What happened 

Shares of Tesla Inc (NASDAQ:TSLA) were even more volatile than usual in April as investors went back and forth on whether to be bullish or bearish on the company. At the end of the month, shares had risen 10.4% in April, according to data provided by S&P Global Market Intelligence, and the surge has continued in May with shares climbing another 4% as I'm writing.

So what 

Shares were depressed early in April as investors worried that Tesla's Model 3 production wouldn't hit its 2,500 unit per week plan by the end of the first quarter. Indeed, Tesla missed that mark and was only producing 2,020 Model 3s in the last week of March, but that wasn't as bad as some investors had feared and CEO Elon Musk said the goal was still to produce 5,000 cars per week by the end of June 2018. The news was interpreted positively and sent shares higher early in April. 

A gray house with a red Tesla Model 3 parked next to it in the driveway.

Image source: Tesla.

Late in the month, Tesla released first-quarter earnings that shed some more light on the company's revenue ($3.4 billion) and net loss ($709.6 billion), but that was overshadowed by a bizarre conference call in which Musk called an analyst's question "boring" and instead took questions from YouTube. Despite being an unconventional call, shares have risen slightly since earnings were released.

Now what 

Whether you're a Tesla bull or bear, I don't think April or early May has proven either side of the Tesla debate to be correct. The company still has a long way to go before it's making 500,000 vehicles per year, as planned, and could need billions more in cash to complete Musk's vision for the company.
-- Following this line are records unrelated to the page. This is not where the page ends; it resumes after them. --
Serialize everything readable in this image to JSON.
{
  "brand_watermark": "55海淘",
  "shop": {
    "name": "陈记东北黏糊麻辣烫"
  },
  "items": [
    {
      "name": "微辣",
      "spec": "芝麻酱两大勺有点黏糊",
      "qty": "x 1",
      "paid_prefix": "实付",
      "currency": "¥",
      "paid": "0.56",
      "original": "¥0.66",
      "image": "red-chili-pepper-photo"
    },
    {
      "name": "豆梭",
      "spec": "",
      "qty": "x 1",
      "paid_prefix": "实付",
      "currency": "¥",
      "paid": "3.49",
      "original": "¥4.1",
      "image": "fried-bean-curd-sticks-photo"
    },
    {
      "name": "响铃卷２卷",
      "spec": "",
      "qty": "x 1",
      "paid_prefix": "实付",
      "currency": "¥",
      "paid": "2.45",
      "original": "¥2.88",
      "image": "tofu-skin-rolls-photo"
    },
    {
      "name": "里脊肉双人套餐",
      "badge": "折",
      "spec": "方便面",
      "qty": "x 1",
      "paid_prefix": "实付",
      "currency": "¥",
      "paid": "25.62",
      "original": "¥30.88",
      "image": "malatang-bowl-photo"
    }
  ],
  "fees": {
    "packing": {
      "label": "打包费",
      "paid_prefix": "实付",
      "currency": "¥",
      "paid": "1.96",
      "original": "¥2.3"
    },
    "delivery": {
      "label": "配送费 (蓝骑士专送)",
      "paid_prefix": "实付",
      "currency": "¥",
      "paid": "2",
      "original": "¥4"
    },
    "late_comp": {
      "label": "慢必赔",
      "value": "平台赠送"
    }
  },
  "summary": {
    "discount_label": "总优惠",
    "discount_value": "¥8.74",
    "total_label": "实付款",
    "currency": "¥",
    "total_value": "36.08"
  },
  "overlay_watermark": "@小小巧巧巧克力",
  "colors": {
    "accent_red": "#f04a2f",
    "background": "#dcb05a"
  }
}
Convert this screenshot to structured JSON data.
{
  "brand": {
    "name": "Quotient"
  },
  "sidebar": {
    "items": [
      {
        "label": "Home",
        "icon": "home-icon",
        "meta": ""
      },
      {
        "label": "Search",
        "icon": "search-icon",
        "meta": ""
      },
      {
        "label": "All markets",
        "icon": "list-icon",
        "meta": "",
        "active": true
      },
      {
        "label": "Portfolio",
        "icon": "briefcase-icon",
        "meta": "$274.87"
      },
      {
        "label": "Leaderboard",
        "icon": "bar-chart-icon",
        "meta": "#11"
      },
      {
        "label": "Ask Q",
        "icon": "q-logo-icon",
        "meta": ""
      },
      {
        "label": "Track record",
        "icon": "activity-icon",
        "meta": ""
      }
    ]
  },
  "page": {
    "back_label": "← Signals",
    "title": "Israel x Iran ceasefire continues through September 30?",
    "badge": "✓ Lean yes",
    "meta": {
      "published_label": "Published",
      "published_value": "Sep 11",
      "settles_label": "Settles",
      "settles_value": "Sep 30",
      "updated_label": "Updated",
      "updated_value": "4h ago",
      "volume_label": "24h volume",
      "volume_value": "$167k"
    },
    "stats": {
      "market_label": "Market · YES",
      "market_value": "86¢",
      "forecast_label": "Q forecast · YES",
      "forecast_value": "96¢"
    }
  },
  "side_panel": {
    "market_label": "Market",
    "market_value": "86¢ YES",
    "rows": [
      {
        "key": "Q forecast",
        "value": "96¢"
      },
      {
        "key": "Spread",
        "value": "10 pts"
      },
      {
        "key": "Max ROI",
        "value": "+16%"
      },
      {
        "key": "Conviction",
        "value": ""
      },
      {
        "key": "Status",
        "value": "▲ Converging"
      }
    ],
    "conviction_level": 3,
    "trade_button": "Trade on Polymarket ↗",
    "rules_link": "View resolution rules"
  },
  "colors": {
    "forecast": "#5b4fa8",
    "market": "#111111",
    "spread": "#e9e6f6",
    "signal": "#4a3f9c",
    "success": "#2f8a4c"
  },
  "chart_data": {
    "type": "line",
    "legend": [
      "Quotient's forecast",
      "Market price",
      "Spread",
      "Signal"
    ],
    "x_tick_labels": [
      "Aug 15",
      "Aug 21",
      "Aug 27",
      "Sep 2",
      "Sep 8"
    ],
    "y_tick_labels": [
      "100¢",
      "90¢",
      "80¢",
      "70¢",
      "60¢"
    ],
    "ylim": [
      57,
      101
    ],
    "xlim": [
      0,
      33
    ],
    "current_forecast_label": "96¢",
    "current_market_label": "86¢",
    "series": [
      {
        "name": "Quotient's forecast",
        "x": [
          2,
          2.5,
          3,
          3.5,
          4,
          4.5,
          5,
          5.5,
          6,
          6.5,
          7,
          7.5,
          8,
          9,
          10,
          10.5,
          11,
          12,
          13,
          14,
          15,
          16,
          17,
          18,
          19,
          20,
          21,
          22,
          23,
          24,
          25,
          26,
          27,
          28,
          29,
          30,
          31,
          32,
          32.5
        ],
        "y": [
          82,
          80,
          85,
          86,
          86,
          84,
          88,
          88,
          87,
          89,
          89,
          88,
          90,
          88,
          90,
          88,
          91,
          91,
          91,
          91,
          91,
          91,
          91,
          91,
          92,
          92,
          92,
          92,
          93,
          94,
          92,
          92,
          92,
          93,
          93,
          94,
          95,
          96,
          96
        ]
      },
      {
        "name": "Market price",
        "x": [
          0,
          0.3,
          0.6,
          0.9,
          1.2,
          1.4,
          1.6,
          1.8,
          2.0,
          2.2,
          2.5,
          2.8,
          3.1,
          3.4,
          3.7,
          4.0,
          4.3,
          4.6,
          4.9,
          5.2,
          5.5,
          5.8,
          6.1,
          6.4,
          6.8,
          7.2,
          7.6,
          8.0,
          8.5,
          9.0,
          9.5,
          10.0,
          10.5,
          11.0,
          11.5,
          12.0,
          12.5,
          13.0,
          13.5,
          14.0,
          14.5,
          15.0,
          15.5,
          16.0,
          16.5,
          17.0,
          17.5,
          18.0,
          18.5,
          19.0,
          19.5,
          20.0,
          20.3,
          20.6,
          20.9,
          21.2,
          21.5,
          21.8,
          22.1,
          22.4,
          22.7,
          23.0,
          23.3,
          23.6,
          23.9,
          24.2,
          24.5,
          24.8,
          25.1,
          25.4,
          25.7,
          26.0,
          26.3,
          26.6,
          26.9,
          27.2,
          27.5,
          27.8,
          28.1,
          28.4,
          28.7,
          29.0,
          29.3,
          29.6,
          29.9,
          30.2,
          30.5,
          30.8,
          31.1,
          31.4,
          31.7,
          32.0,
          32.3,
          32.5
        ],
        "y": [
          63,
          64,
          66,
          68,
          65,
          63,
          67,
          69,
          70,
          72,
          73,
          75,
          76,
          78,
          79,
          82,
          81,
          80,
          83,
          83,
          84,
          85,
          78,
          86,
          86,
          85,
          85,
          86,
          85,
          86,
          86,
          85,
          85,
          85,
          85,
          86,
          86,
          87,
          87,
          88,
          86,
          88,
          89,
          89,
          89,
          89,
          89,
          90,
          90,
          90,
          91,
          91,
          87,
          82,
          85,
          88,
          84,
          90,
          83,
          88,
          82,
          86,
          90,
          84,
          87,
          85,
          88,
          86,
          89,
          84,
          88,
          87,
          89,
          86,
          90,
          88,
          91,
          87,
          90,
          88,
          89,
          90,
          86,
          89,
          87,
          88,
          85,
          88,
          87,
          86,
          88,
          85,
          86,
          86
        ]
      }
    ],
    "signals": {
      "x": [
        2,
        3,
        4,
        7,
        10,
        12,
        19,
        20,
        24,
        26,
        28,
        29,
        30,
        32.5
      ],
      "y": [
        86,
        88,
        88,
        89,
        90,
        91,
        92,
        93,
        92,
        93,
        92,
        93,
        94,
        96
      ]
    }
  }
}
But there was enough progress on increasing production to keep the bulls happy and there aren't many investors abandoning ship yet. Of course, that narrative could change quickly depending on manufacturing at Tesla's factories in the next few months, so stay tuned for more volatility depending on how the ramp-up goes. 

This article represents the opinion of the writer, who may disagree with the “official” recommendation position of a Motley Fool premium advisory service. We’re motley! Questioning an investing thesis -- even one of our own -- helps us all think critically about investing and make decisions that help us become smarter, happier, and richer.